EXTRACTED INFORMATION
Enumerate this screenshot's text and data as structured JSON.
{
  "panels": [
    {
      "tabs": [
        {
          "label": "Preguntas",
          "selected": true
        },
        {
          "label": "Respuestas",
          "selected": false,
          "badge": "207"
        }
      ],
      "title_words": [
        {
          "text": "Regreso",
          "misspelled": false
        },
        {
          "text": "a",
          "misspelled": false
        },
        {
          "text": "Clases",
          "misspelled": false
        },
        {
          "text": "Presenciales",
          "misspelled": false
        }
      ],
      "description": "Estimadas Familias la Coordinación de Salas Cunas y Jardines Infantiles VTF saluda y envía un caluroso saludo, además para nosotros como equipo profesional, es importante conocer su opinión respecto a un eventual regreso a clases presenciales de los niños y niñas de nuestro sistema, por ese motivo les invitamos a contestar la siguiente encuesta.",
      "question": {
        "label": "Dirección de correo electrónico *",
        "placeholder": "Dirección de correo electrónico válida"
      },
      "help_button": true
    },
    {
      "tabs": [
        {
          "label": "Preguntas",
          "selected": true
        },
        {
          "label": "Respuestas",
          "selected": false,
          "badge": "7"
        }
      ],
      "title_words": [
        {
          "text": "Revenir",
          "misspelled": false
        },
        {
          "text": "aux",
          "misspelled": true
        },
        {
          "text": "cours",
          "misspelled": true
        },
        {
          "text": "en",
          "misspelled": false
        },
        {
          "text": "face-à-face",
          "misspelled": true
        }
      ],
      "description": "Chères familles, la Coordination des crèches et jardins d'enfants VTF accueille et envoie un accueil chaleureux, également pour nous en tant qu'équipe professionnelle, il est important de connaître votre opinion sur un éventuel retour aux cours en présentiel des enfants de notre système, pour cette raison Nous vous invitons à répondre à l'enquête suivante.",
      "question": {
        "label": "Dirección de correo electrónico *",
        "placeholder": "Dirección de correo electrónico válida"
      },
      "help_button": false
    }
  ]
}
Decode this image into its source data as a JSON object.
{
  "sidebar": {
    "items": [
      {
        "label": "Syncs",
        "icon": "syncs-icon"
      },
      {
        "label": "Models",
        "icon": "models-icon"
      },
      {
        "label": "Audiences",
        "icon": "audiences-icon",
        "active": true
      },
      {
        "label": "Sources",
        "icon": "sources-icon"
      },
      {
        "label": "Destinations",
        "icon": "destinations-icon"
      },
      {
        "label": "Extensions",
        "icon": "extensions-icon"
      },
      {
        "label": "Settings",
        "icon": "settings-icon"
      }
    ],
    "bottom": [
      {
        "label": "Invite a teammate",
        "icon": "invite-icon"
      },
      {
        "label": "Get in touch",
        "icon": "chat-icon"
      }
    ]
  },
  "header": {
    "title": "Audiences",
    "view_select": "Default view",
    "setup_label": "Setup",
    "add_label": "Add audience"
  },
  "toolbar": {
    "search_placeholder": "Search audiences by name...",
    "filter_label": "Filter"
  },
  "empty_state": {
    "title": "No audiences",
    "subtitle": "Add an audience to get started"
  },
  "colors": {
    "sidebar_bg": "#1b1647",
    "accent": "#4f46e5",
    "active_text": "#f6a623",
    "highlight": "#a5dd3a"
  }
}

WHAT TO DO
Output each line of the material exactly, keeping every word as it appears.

EXERCISE RESULT
Enumerate this screenshot's text and data as structured JSON.
{
  "panels": [
    {
      "tabs": [
        {
          "label": "Preguntas",
          "selected": true
        },
        {
          "label": "Respuestas",
          "selected": false,
          "badge": "207"
        }
      ],
      "title_words": [
        {
          "text": "Regreso",
          "misspelled": false
        },
        {
          "text": "a",
          "misspelled": false
        },
        {
          "text": "Clases",
          "misspelled": false
        },
        {
          "text": "Presenciales",
          "misspelled": false
        }
      ],
      "description": "Estimadas Familias la Coordinación de Salas Cunas y Jardines Infantiles VTF saluda y envía un caluroso saludo, además para nosotros como equipo profesional, es importante conocer su opinión respecto a un eventual regreso a clases presenciales de los niños y niñas de nuestro sistema, por ese motivo les invitamos a contestar la siguiente encuesta.",
      "question": {
        "label": "Dirección de correo electrónico *",
        "placeholder": "Dirección de correo electrónico válida"
      },
      "help_button": true
    },
    {
      "tabs": [
        {
          "label": "Preguntas",
          "selected": true
        },
        {
          "label": "Respuestas",
          "selected": false,
          "badge": "7"
        }
      ],
      "title_words": [
        {
          "text": "Revenir",
          "misspelled": false
        },
        {
          "text": "aux",
          "misspelled": true
        },
        {
          "text": "cours",
          "misspelled": true
        },
        {
          "text": "en",
          "misspelled": false
        },
        {
          "text": "face-à-face",
          "misspelled": true
        }
      ],
      "description": "Chères familles, la Coordination des crèches et jardins d'enfants VTF accueille et envoie un accueil chaleureux, également pour nous en tant qu'équipe professionnelle, il est important de connaître votre opinion sur un éventuel retour aux cours en présentiel des enfants de notre système, pour cette raison Nous vous invitons à répondre à l'enquête suivante.",
      "question": {
        "label": "Dirección de correo electrónico *",
        "placeholder": "Dirección de correo electrónico válida"
      },
      "help_button": false
    }
  ]
}
Decode this image into its source data as a JSON object.
{
  "sidebar": {
    "items": [
      {
        "label": "Syncs",
        "icon": "syncs-icon"
      },
      {
        "label": "Models",
        "icon": "models-icon"
      },
      {
        "label": "Audiences",
        "icon": "audiences-icon",
        "active": true
      },
      {
        "label": "Sources",
        "icon": "sources-icon"
      },
      {
        "label": "Destinations",
        "icon": "destinations-icon"
      },
      {
        "label": "Extensions",
        "icon": "extensions-icon"
      },
      {
        "label": "Settings",
        "icon": "settings-icon"
      }
    ],
    "bottom": [
      {
        "label": "Invite a teammate",
        "icon": "invite-icon"
      },
      {
        "label": "Get in touch",
        "icon": "chat-icon"
      }
    ]
  },
  "header": {
    "title": "Audiences",
    "view_select": "Default view",
    "setup_label": "Setup",
    "add_label": "Add audience"
  },
  "toolbar": {
    "search_placeholder": "Search audiences by name...",
    "filter_label": "Filter"
  },
  "empty_state": {
    "title": "No audiences",
    "subtitle": "Add an audience to get started"
  },
  "colors": {
    "sidebar_bg": "#1b1647",
    "accent": "#4f46e5",
    "active_text": "#f6a623",
    "highlight": "#a5dd3a"
  }
}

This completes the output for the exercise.